- Healthcare Providers: Any healthcare practitioner who communicates health information electronically in conjunction with specific transactions, regardless of the size of the practice. Claims, benefit eligibility queries, referral authorization requests, and other transactions for which HHS has defined criteria under the HIPAA Transactions Rule are examples of these transactions.
- Health Plans: Organizations that offer or pay for medical treatment. Health plans include insurers for health, dental, vision, and prescription drugs; HMOs; Medicare, Medicaid, Medicare+Choice, and Medicare supplement insurers; and long-term care insurers (excluding nursing home fixed-indemnity policies). Employer-sponsored group health plans, government- and church-sponsored health plans, and multi-employer health plans are further examples of health plans. A covered entity is a group health plan with fewer than 50 members exclusively administered by the employer that formed and maintained the program.

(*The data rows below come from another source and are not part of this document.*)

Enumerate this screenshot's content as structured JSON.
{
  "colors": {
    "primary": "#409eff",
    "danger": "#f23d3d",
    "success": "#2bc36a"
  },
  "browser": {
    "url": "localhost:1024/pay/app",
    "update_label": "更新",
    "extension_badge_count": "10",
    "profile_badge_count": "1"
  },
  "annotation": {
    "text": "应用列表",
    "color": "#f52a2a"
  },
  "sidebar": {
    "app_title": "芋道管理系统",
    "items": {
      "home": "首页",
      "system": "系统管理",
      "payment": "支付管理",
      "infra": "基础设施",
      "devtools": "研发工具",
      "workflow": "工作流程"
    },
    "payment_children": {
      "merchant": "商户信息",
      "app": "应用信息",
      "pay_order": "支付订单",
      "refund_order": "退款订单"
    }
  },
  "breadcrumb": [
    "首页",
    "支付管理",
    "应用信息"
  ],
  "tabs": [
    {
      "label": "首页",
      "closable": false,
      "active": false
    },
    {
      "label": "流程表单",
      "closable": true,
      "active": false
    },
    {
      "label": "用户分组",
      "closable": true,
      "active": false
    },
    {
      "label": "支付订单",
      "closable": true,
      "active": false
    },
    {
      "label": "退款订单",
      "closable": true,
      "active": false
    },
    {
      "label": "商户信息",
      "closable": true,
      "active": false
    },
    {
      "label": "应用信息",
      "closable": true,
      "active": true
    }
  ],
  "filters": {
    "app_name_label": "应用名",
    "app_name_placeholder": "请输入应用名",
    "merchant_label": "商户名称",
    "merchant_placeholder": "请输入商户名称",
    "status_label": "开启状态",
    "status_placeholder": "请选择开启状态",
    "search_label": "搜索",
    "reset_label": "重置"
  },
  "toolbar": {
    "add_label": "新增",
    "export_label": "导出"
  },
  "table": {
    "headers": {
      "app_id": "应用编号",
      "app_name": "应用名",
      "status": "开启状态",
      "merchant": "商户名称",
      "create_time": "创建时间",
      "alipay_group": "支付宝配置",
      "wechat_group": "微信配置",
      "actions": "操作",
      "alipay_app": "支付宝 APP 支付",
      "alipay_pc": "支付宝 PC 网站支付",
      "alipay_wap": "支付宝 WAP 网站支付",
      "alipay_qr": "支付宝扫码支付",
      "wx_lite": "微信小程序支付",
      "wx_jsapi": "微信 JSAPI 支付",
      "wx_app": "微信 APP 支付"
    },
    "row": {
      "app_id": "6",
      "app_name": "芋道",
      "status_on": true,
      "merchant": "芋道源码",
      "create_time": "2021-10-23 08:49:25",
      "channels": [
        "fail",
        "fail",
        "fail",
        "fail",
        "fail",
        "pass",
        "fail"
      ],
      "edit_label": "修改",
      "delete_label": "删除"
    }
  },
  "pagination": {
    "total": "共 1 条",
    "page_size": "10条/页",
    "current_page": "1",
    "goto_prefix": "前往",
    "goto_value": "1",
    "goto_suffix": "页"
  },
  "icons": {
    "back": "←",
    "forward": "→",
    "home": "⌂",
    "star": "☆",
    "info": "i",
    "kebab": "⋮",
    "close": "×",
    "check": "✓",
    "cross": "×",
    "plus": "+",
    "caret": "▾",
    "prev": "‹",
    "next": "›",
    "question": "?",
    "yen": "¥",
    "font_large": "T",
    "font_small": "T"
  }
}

- Healthcare Clearinghouses: Organizations that convert nonstandard information received from another institution into a standard (i.e., standard format or data content), or vice versa. In most cases, healthcare clearinghouses will only receive individually identifiable health information if they act as a business associate for a health plan or healthcare provider.
- Business associates: Any person or organization (other than a member of a covered entity's workforce) that uses or discloses individually identifiable health information to perform or provide duties, activities, or services for a covered entity.
HIPAA Security Regulation
The HIPAA Privacy Rule covers protected health information (PHI), whereas the Security Rule protects a subset of the information covered by the Privacy Rule.
This subset includes any personally identifiable health information created, received, maintained, or transmitted electronically by a covered entity. This data is known as "electronically protected health information" (e-PHI).
The Security Rule does not apply to PHI transmitted verbally or in writing.
All covered businesses must perform the following to comply with the HIPAA Security Rule:
- Ensure the security, integrity, and accessibility of all digitally protected health information.
- Detect and protect against potential risks to information security.
- Protect yourself from potentially illegal uses or disclosures.
- Ensure that their personnel complies.
- When reviewing requests for these permissible uses and disclosures, covered entities should rely on professional ethics and their best judgment. The HHS Agency enforces HIPAA laws for Civil Rights, and any complaints should be sent to that office. HIPAA infractions can result in both civil and criminal sanctions.